In a second study completed in September 2016, CEPR examined the impact of the paid sick leave legislation passed in New York City. The report, No Big Deal: The Impact of New York City’s Paid Sick Days Law on Employers, shows that the standard arguments against the paid sick days law were unfounded, finding that the vast majority of employers (just under 85 percent) reported that the new law had no effect on their overall business costs, with a few (a little less than two percent) reporting a decline in overall costs. In terms of the impact on employment, the New York study shows that 91 percent of businesses reported no reduction in hiring as a result of the new law, 97 percent did not reduce hours, and 94 percent did not raise prices.
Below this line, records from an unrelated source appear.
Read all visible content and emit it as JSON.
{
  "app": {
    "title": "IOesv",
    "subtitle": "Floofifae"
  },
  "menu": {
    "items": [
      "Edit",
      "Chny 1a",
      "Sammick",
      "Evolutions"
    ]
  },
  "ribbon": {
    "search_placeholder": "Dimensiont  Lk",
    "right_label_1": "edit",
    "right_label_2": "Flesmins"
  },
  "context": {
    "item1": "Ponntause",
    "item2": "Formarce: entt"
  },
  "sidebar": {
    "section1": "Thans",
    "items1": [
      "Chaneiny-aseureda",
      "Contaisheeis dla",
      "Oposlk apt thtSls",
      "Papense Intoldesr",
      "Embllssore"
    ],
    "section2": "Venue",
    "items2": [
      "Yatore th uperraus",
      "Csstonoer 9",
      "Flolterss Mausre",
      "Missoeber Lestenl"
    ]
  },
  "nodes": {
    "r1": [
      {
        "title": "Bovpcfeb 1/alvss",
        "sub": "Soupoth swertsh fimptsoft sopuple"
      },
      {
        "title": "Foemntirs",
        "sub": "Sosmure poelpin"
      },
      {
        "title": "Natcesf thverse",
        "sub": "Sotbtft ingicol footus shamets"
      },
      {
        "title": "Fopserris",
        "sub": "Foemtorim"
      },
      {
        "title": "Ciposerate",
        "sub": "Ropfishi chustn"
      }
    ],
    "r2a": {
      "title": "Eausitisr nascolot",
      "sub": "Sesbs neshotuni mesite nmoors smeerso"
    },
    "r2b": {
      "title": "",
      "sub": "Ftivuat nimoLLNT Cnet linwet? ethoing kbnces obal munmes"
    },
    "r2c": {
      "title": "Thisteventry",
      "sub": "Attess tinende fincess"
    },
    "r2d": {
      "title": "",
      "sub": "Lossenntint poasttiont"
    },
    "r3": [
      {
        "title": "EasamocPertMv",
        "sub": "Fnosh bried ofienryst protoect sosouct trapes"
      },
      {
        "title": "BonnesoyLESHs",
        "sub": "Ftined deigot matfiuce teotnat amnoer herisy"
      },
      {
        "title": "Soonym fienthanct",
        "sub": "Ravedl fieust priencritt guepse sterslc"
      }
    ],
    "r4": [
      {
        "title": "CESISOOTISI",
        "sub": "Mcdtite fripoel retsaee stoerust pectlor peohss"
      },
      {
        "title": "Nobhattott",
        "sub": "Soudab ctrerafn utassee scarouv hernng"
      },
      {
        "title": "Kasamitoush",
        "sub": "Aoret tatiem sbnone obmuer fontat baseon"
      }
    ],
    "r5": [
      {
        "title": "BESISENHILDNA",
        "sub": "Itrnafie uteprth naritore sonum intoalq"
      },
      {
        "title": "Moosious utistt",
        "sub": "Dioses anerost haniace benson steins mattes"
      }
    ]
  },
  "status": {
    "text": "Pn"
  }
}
These conclusions are consistent with the experience in other jurisdictions that have adopted earned sick leave. San Francisco was the first jurisdiction in the nation to adopt earned sick leave legislation. The Senior Vice President of the San Francisco Chamber of Commerce, Jim Lazarus, noted that the impact of their law on employers was “[m]inimal…by and large, this has not been an employer issue. San Francisco’s economy is booming”. San Francisco experienced greater employment growth than neighboring counties, including in sectors most affected by the law, such as food service and accommodation. As a result, more than two-thirds of San Francisco employers have expressed support for their earned sick leave legislation.
One oft repeated refrain of the business community is that they like to compete “on a level playing field”. By passing this legislation, which requires employers to provide earned paid sick leave, we level the playing field for those firms that have been doing the right thing and offering earned sick leave to their employees.
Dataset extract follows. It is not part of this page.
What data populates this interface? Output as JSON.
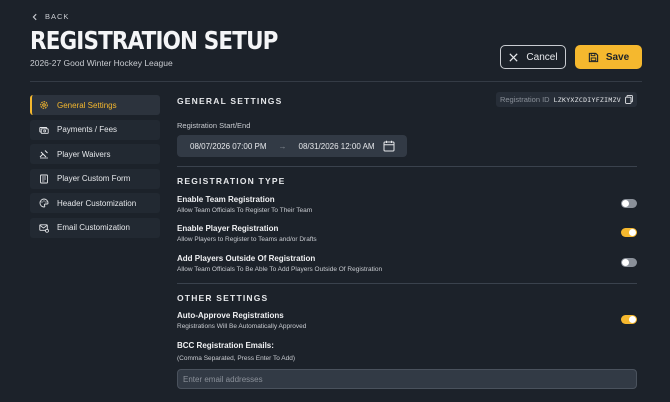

The Institute of Women’s Policy Research conducted a cost-benefit analysis of the proposed Rhode Island legislation, and concluded that the net benefit to Rhode Island (both businesses and the community) associated with passage of the legislation would be positive, approximately $9 million a year. Employers’ net savings of $3 million a year result from lower turnover rate, and reduced flu contagion in the workplace.
As noted in the Providence Journal’s Friday editorial, in an effort to alleviate the concerns of some, compromises have been made in the latest version of the bill. One such change has been to exempt firms with 10 employees or fewer from the requirement to provide paid sick leave. Some have been pushing to even further erode the provisions of the bill. Our analysis of Rhode Island Department of Labor and Training data shows that if we were to increase the exemption from firms 10 and under to firms 15 and under, the bill would apply to up to 19,000 fewer Rhode Island workers.
Requiring the provision of earned paid sick days has worked well in several other jurisdictions. It’s a classic win-win-win. Good for workers, businesses, and the Rhode Island economy.